[Component data from apps and pages]

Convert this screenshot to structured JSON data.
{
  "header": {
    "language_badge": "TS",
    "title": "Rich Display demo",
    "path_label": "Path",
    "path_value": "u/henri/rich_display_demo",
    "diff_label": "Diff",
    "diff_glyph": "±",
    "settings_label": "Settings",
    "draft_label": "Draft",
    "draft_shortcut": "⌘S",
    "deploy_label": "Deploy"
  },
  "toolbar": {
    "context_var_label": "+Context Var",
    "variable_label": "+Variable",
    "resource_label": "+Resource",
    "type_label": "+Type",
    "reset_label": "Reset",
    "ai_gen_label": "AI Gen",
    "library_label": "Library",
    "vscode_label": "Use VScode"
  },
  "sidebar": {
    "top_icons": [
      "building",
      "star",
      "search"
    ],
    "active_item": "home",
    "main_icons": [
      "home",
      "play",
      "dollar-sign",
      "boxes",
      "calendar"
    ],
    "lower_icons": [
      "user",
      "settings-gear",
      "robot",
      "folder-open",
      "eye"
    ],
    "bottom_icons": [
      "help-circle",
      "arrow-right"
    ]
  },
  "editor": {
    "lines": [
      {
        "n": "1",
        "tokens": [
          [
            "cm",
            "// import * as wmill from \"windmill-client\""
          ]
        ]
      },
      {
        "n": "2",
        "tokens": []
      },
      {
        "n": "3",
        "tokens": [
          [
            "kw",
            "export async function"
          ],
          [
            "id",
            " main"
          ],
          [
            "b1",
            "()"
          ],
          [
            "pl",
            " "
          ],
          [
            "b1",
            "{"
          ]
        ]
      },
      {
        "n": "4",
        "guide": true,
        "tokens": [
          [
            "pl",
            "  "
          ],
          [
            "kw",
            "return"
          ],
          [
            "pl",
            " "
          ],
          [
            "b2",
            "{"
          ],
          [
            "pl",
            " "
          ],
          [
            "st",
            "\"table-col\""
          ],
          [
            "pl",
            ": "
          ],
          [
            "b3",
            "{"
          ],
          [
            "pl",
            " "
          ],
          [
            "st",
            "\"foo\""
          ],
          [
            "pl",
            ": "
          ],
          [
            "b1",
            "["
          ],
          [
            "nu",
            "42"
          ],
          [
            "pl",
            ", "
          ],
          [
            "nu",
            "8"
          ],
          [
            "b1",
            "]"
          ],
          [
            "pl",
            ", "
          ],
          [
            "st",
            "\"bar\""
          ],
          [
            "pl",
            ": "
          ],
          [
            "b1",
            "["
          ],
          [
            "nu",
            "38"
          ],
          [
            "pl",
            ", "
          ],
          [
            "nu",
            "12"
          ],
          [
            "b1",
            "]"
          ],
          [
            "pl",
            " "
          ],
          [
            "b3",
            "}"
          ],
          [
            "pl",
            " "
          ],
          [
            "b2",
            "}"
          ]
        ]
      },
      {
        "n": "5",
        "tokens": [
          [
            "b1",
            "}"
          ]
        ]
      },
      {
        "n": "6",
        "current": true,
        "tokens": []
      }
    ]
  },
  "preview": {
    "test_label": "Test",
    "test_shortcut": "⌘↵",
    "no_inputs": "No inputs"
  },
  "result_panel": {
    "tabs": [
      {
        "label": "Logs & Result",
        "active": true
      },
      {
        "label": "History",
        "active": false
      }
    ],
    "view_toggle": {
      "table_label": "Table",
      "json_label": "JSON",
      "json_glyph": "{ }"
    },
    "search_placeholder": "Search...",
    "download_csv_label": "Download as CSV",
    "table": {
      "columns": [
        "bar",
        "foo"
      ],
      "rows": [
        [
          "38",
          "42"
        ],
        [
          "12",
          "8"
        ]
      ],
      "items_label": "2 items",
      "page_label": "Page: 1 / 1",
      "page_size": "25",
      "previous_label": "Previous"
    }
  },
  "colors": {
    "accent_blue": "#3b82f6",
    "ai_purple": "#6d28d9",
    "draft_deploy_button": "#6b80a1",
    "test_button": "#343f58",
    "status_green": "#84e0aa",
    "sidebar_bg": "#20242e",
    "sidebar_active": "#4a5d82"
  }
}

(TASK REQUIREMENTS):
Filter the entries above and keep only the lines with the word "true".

(SOLUTION TO THE EXERCISE):
        "guide": true,
        "current": true,
        "active": true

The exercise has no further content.